Microsoft has declared a victory in its battle against software pirates, after a UK software dealer trading in unlicensed software was driven out of business.
Software dealer William Ling, who has traded more than £3.5m of counterfeit and unlicensed Microsoft software over the past five years, has shut down operations.
Ling, owner of Oyster Computers, was arrested by the Metropolitan Police in February 2003, after Microsoft received an anonymous telephone call from a member of the public.
He was later charged with offences under the Trade Marks Act 1994 for knowingly dealing in counterfeit and unlicensed Microsoft products. Ling pleaded guilty and in May 2005 was forced to pay out £10,000.
But he resumed trading within two months, sparking a £12m civil damages claim by Microsoft. Ling agreed to pay “substantial sums” and has undertaken not to sell counterfeit Microsoft software in future, the company said.
The case is part of Microsoft’s “Keep IT Real” anti-piracy initiative. Other software firms have also stepped up anti-piracy action this month, with a major drive against counterfeit products launched in the US by the Software and Information Industry Association, which is targeting online auction sites.

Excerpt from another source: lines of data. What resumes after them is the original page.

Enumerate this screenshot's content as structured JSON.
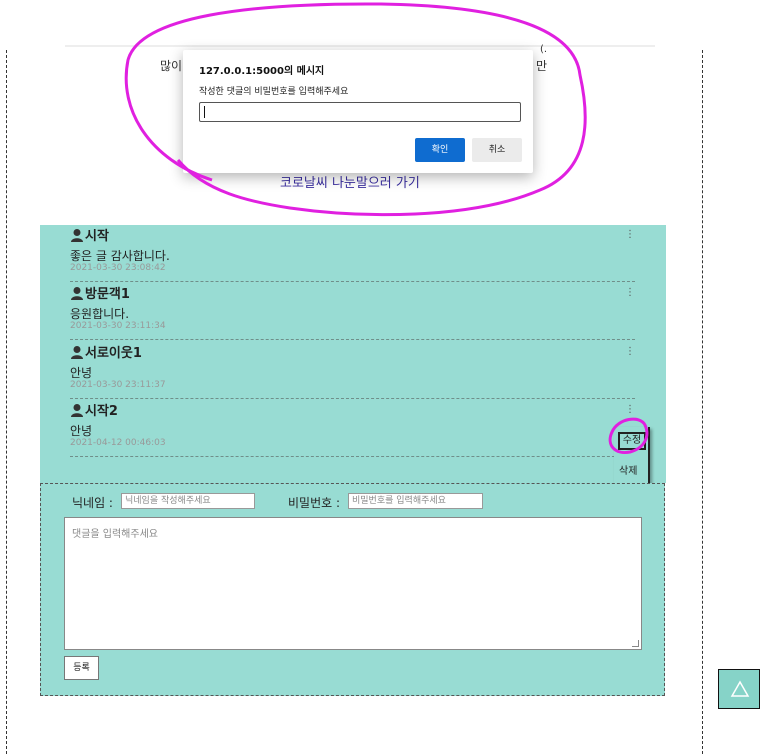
{
  "background": {
    "partial_line_left": "많이",
    "partial_line_right": "만",
    "corner_mark": "(.",
    "link_text": "코로날씨 나눈말으러 가기"
  },
  "comments": [
    {
      "author": "시작",
      "text": "좋은 글 감사합니다.",
      "date": "2021-03-30 23:08:42",
      "menu": "⋮"
    },
    {
      "author": "방문객1",
      "text": "응원합니다.",
      "date": "2021-03-30 23:11:34",
      "menu": "⋮"
    },
    {
      "author": "서로이웃1",
      "text": "안녕",
      "date": "2021-03-30 23:11:37",
      "menu": "⋮"
    },
    {
      "author": "시작2",
      "text": "안녕",
      "date": "2021-04-12 00:46:03",
      "menu": "⋮"
    }
  ],
  "comment_menu": {
    "edit": "수정",
    "delete": "삭제"
  },
  "form": {
    "nickname_label": "닉네임 :",
    "nickname_placeholder": "닉네임을 작성해주세요",
    "password_label": "비밀번호 :",
    "password_placeholder": "비밀번호를 입력해주세요",
    "comment_placeholder": "댓글을 입력해주세요",
    "submit": "등록"
  },
  "scroll_top_icon": "triangle-up-icon",
  "dialog": {
    "title": "127.0.0.1:5000의 메시지",
    "message": "작성한 댓글의 비밀번호를 입력해주세요",
    "input_value": "",
    "ok": "확인",
    "cancel": "취소"
  },
  "colors": {
    "comment_bg": "#98dcd3",
    "primary_button": "#0f6cd0",
    "annotation": "#e020e0"
  }
}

In the UK, the Business Software Alliance is urging businesses to review their software licensing as part of its annual audit return campaign.